February – Cancer Prevention Month
Saturday, February 4th, 2017 was World Cancer Day and the entire month of February is Cancer Prevention Month. As we recognized those fighting cancer, admired those who are now survivors, and reverently remembered those who
Saturday, February 4th, 2017 was World Cancer Day and the entire month of February is Cancer Prevention Month. As we recognized those fighting cancer, admired those who are now survivors, and reverently remembered those who have been lost to cancer on World Cancer Day, one of the many ways we can make a difference every day is through education and supporting research. NFD will feature several articles this month with information from experts in cancer prevention, control, and research so that YOU can be informed and educated. Please share with family, friends, and those you love to educate them about how cancer may be prevented as well as about some of the amazing research being done.

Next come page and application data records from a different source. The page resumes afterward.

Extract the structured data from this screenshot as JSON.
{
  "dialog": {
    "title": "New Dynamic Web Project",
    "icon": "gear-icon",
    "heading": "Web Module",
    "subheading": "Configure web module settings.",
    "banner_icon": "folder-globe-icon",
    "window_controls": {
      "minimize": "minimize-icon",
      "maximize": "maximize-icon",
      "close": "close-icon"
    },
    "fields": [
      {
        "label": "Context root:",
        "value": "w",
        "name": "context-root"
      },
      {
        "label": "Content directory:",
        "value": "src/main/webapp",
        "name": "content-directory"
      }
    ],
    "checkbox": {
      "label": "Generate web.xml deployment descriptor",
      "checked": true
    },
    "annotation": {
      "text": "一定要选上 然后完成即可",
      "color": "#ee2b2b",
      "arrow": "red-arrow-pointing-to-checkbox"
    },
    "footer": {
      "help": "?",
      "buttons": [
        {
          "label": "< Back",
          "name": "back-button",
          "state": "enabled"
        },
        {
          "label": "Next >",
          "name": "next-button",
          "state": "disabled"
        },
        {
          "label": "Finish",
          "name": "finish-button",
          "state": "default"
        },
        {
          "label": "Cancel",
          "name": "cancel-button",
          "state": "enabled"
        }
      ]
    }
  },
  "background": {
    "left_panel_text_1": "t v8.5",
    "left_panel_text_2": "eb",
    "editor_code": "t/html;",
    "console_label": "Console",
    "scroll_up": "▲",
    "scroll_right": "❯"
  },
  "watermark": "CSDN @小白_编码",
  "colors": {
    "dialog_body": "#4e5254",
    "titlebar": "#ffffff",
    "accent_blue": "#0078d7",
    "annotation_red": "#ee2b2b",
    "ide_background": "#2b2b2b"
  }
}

One great resource to learn more about cancer prevention is the American Institute for Cancer Research. There are ten recommendations that the American Institute for Cancer Research cites for cancer prevention. These ten recommendations for cancer prevention are drawn from the WCRF/AICR Second Expert Report. Each recommendation links to more details. Everyone should read and take note! The choices we make impact our health and some are things that are not very difficult to do.
- Be as lean as possible without becoming underweight.
- Be physically active for at least 30 minutes every day. Limit sedentary habits.
- Avoid sugary drinks. Limit consumption of energy-dense foods.
- Eat more of a variety of vegetables, fruits, whole grains and legumes such as beans.
- Limit consumption of red meats (such as beef, pork and lamb) and avoid processed meats.
- If consumed at all, limit alcoholic drinks to 2 for men and 1 for women a day.
- Limit consumption of salty foods and foods processed with salt (sodium).
- Don’t use supplements to protect against cancer.
- * It is best for mothers to breastfeed exclusively for up to 6 months and then add other liquids and foods.
- * After treatment, cancer survivors should follow the recommendations for cancer prevention.
The American Institute for Cancer Research makes it really easy to keep track on what you are doing – or not doing – to reduce your risk of cancer. They have put together a 30-day checklist that can help keep you on track.
Check out other articles posted in NFD this month for additional prevention topics as well as others throughout the year. We are ALL about prevention!
Educate yourself and your family, friends and loved ones. Education = empowerment = better health!